Task statement >> The required answer is an exact copy of every entry underneath.

Input data >>
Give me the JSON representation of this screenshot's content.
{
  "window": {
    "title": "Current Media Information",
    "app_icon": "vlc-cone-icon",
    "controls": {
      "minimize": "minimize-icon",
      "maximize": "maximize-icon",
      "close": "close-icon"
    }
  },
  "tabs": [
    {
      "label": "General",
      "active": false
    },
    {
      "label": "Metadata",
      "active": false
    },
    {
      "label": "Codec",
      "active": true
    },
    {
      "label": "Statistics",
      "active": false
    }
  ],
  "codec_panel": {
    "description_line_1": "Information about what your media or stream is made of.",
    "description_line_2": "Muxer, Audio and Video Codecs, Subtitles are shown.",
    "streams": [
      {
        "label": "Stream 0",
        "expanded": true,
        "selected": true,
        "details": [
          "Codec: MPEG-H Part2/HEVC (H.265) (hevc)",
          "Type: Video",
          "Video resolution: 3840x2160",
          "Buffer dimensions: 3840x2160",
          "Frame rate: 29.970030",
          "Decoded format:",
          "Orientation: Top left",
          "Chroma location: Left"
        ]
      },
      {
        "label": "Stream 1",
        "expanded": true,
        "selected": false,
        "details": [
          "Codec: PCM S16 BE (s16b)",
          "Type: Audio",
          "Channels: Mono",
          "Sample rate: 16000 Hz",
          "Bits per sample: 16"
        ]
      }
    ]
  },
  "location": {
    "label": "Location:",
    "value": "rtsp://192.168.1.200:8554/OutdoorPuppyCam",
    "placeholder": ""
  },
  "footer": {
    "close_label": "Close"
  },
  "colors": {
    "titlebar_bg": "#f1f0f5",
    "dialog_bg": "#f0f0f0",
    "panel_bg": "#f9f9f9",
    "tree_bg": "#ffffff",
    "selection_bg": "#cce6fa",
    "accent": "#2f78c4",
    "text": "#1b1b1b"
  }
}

Answer area >>
Give me the JSON representation of this screenshot's content.
{
  "window": {
    "title": "Current Media Information",
    "app_icon": "vlc-cone-icon",
    "controls": {
      "minimize": "minimize-icon",
      "maximize": "maximize-icon",
      "close": "close-icon"
    }
  },
  "tabs": [
    {
      "label": "General",
      "active": false
    },
    {
      "label": "Metadata",
      "active": false
    },
    {
      "label": "Codec",
      "active": true
    },
    {
      "label": "Statistics",
      "active": false
    }
  ],
  "codec_panel": {
    "description_line_1": "Information about what your media or stream is made of.",
    "description_line_2": "Muxer, Audio and Video Codecs, Subtitles are shown.",
    "streams": [
      {
        "label": "Stream 0",
        "expanded": true,
        "selected": true,
        "details": [
          "Codec: MPEG-H Part2/HEVC (H.265) (hevc)",
          "Type: Video",
          "Video resolution: 3840x2160",
          "Buffer dimensions: 3840x2160",
          "Frame rate: 29.970030",
          "Decoded format:",
          "Orientation: Top left",
          "Chroma location: Left"
        ]
      },
      {
        "label": "Stream 1",
        "expanded": true,
        "selected": false,
        "details": [
          "Codec: PCM S16 BE (s16b)",
          "Type: Audio",
          "Channels: Mono",
          "Sample rate: 16000 Hz",
          "Bits per sample: 16"
        ]
      }
    ]
  },
  "location": {
    "label": "Location:",
    "value": "rtsp://192.168.1.200:8554/OutdoorPuppyCam",
    "placeholder": ""
  },
  "footer": {
    "close_label": "Close"
  },
  "colors": {
    "titlebar_bg": "#f1f0f5",
    "dialog_bg": "#f0f0f0",
    "panel_bg": "#f9f9f9",
    "tree_bg": "#ffffff",
    "selection_bg": "#cce6fa",
    "accent": "#2f78c4",
    "text": "#1b1b1b"
  }
}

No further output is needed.